==== DATA EXTRACT

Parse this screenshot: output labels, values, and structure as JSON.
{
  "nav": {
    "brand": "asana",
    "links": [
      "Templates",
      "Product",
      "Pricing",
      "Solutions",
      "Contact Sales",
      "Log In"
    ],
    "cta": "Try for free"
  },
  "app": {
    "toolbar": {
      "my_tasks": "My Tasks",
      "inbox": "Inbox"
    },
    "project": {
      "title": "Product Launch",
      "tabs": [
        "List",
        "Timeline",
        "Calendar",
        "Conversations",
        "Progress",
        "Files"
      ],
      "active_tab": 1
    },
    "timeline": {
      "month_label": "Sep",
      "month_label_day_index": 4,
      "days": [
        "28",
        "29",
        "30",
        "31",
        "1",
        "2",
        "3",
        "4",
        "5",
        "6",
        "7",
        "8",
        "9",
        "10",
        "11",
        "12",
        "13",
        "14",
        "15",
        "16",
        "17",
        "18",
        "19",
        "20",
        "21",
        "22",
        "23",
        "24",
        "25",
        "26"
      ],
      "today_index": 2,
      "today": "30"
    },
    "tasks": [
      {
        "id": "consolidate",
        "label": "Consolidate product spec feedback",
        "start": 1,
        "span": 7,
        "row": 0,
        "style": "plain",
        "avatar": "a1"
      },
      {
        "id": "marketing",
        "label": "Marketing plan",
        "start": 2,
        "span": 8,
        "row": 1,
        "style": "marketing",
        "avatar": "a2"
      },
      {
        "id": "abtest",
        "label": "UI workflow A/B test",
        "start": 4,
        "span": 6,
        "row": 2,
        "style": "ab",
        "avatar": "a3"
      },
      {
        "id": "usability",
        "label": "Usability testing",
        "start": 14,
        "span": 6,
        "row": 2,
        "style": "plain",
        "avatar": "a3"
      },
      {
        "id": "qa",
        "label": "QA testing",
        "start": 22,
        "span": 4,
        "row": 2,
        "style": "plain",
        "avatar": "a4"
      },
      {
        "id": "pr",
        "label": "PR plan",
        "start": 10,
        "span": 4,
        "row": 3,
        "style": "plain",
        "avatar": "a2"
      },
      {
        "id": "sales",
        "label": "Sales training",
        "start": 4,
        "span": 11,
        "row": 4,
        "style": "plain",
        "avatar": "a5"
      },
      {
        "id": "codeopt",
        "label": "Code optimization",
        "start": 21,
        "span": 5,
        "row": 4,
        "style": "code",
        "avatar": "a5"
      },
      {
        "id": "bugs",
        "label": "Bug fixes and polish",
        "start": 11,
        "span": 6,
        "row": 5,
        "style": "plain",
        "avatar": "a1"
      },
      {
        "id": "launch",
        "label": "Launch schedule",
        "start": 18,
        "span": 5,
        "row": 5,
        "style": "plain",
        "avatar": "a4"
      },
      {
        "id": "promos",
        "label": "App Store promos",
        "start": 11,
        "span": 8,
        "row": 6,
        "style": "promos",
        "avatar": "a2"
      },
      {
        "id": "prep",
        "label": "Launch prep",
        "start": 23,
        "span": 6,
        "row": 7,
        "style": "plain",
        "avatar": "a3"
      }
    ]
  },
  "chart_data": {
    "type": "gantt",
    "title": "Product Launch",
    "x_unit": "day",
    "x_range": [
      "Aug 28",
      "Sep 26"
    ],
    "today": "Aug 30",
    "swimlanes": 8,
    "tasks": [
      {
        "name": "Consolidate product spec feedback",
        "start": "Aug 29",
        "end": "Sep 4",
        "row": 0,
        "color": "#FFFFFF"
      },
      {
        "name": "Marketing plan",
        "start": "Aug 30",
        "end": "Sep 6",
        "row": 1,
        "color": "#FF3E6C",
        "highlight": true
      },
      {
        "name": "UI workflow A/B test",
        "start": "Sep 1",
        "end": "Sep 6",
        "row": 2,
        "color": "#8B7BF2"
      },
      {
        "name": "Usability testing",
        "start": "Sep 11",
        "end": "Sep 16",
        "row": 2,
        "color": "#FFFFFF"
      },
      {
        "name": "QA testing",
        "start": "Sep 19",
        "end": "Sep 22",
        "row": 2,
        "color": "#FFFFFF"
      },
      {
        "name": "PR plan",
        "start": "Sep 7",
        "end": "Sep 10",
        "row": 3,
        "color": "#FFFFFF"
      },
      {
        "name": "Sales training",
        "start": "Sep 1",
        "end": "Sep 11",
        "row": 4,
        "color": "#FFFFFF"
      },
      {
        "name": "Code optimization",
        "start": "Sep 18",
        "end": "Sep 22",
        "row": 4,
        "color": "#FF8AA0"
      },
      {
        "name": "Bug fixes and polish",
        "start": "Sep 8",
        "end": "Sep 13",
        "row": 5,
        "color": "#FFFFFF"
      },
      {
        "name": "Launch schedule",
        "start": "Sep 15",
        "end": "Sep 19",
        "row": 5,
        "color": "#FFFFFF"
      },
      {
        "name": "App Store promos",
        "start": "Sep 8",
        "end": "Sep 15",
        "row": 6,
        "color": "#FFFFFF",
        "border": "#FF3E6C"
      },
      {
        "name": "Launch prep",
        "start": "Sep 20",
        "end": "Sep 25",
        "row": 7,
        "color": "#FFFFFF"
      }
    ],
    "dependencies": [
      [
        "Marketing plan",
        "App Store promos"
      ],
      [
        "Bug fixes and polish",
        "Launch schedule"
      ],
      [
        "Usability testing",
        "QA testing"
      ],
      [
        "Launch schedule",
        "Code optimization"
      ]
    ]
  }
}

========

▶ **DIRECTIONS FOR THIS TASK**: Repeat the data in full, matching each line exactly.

▶ **TASK SOLUTION**:
Parse this screenshot: output labels, values, and structure as JSON.
{
  "nav": {
    "brand": "asana",
    "links": [
      "Templates",
      "Product",
      "Pricing",
      "Solutions",
      "Contact Sales",
      "Log In"
    ],
    "cta": "Try for free"
  },
  "app": {
    "toolbar": {
      "my_tasks": "My Tasks",
      "inbox": "Inbox"
    },
    "project": {
      "title": "Product Launch",
      "tabs": [
        "List",
        "Timeline",
        "Calendar",
        "Conversations",
        "Progress",
        "Files"
      ],
      "active_tab": 1
    },
    "timeline": {
      "month_label": "Sep",
      "month_label_day_index": 4,
      "days": [
        "28",
        "29",
        "30",
        "31",
        "1",
        "2",
        "3",
        "4",
        "5",
        "6",
        "7",
        "8",
        "9",
        "10",
        "11",
        "12",
        "13",
        "14",
        "15",
        "16",
        "17",
        "18",
        "19",
        "20",
        "21",
        "22",
        "23",
        "24",
        "25",
        "26"
      ],
      "today_index": 2,
      "today": "30"
    },
    "tasks": [
      {
        "id": "consolidate",
        "label": "Consolidate product spec feedback",
        "start": 1,
        "span": 7,
        "row": 0,
        "style": "plain",
        "avatar": "a1"
      },
      {
        "id": "marketing",
        "label": "Marketing plan",
        "start": 2,
        "span": 8,
        "row": 1,
        "style": "marketing",
        "avatar": "a2"
      },
      {
        "id": "abtest",
        "label": "UI workflow A/B test",
        "start": 4,
        "span": 6,
        "row": 2,
        "style": "ab",
        "avatar": "a3"
      },
      {
        "id": "usability",
        "label": "Usability testing",
        "start": 14,
        "span": 6,
        "row": 2,
        "style": "plain",
        "avatar": "a3"
      },
      {
        "id": "qa",
        "label": "QA testing",
        "start": 22,
        "span": 4,
        "row": 2,
        "style": "plain",
        "avatar": "a4"
      },
      {
        "id": "pr",
        "label": "PR plan",
        "start": 10,
        "span": 4,
        "row": 3,
        "style": "plain",
        "avatar": "a2"
      },
      {
        "id": "sales",
        "label": "Sales training",
        "start": 4,
        "span": 11,
        "row": 4,
        "style": "plain",
        "avatar": "a5"
      },
      {
        "id": "codeopt",
        "label": "Code optimization",
        "start": 21,
        "span": 5,
        "row": 4,
        "style": "code",
        "avatar": "a5"
      },
      {
        "id": "bugs",
        "label": "Bug fixes and polish",
        "start": 11,
        "span": 6,
        "row": 5,
        "style": "plain",
        "avatar": "a1"
      },
      {
        "id": "launch",
        "label": "Launch schedule",
        "start": 18,
        "span": 5,
        "row": 5,
        "style": "plain",
        "avatar": "a4"
      },
      {
        "id": "promos",
        "label": "App Store promos",
        "start": 11,
        "span": 8,
        "row": 6,
        "style": "promos",
        "avatar": "a2"
      },
      {
        "id": "prep",
        "label": "Launch prep",
        "start": 23,
        "span": 6,
        "row": 7,
        "style": "plain",
        "avatar": "a3"
      }
    ]
  },
  "chart_data": {
    "type": "gantt",
    "title": "Product Launch",
    "x_unit": "day",
    "x_range": [
      "Aug 28",
      "Sep 26"
    ],
    "today": "Aug 30",
    "swimlanes": 8,
    "tasks": [
      {
        "name": "Consolidate product spec feedback",
        "start": "Aug 29",
        "end": "Sep 4",
        "row": 0,
        "color": "#FFFFFF"
      },
      {
        "name": "Marketing plan",
        "start": "Aug 30",
        "end": "Sep 6",
        "row": 1,
        "color": "#FF3E6C",
        "highlight": true
      },
      {
        "name": "UI workflow A/B test",
        "start": "Sep 1",
        "end": "Sep 6",
        "row": 2,
        "color": "#8B7BF2"
      },
      {
        "name": "Usability testing",
        "start": "Sep 11",
        "end": "Sep 16",
        "row": 2,
        "color": "#FFFFFF"
      },
      {
        "name": "QA testing",
        "start": "Sep 19",
        "end": "Sep 22",
        "row": 2,
        "color": "#FFFFFF"
      },
      {
        "name": "PR plan",
        "start": "Sep 7",
        "end": "Sep 10",
        "row": 3,
        "color": "#FFFFFF"
      },
      {
        "name": "Sales training",
        "start": "Sep 1",
        "end": "Sep 11",
        "row": 4,
        "color": "#FFFFFF"
      },
      {
        "name": "Code optimization",
        "start": "Sep 18",
        "end": "Sep 22",
        "row": 4,
        "color": "#FF8AA0"
      },
      {
        "name": "Bug fixes and polish",
        "start": "Sep 8",
        "end": "Sep 13",
        "row": 5,
        "color": "#FFFFFF"
      },
      {
        "name": "Launch schedule",
        "start": "Sep 15",
        "end": "Sep 19",
        "row": 5,
        "color": "#FFFFFF"
      },
      {
        "name": "App Store promos",
        "start": "Sep 8",
        "end": "Sep 15",
        "row": 6,
        "color": "#FFFFFF",
        "border": "#FF3E6C"
      },
      {
        "name": "Launch prep",
        "start": "Sep 20",
        "end": "Sep 25",
        "row": 7,
        "color": "#FFFFFF"
      }
    ],
    "dependencies": [
      [
        "Marketing plan",
        "App Store promos"
      ],
      [
        "Bug fixes and polish",
        "Launch schedule"
      ],
      [
        "Usability testing",
        "QA testing"
      ],
      [
        "Launch schedule",
        "Code optimization"
      ]
    ]
  }
}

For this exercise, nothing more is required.